For other women, guilt might look different. They might not have aunts who criticize their every move while growing up, but they might have parents or grandparents or other relatives who make them feel guilty for prioritizing their career over marriage. This is something I haven’t experienced yet myself since I’m still a student, but I know some women in my life who are only in their late twenties and yet are constantly being asked why they aren’t married yet. This gives me the impression that women can study whatever they want and pursue whatever career they want, but it comes with a time limit because they are expected to give it all up to start a family once they’ve reached a certain age. If they don’t, then people will start to pull the “we already got married when we were your age” card or the “don’t you want your parents to have grandchildren while they’re still alive?” card. This constant guilt-tripping not only invalidates the achievements of women, but it also makes it seem as if marriage is the highest thing women can aspire for, which is no better than in ancient times.
Some might argue that women are still free to do whatever they want after they get married, but based on my experience, the women in my family are always the ones who give up their careers to care for their children. That’s sadly the norm of our society, so maybe not all women are willing to make that sacrifice. But even if they wanted to, only they have the right to decide when they want to move on to the next step. The fact that women are still being shamed for putting their career first is evidence of the inherent sexism still present in our culture.

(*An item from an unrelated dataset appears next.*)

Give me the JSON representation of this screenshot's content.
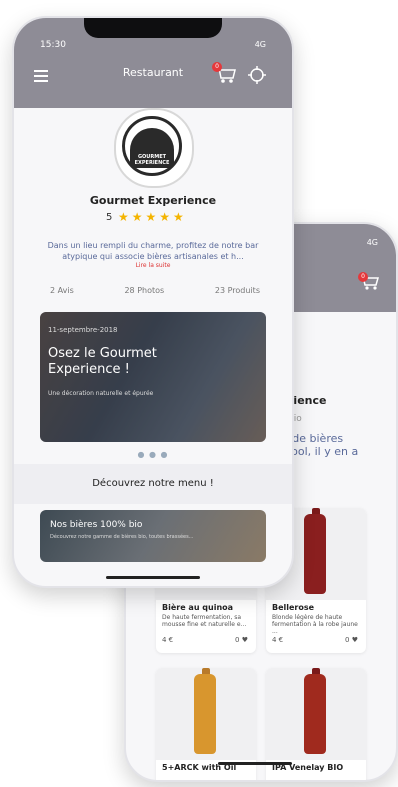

I’m not saying that everything I stated above is true for everyone. These are just some of the reasons to why I became a feminist, and I’m sure other people have their own reasons as well. I’m just sharing my own experiences because I feel like we as Chinoys don’t talk about sexism enough. Granted, sexism happens regardless of culture, but staying silent only gives the impression that there’s nothing wrong. This could allow traditionally sexist attitudes to be passed down from generation to generation, and the only way to break this cycle is to talk openly about our experiences. It might feel too much like whining at first, but it would allow more people to see that there’s still something wrong with the way our culture perceives women, which could in turn help set a course for change. This is why we should talk about sexism, and this is why we should all be feminists.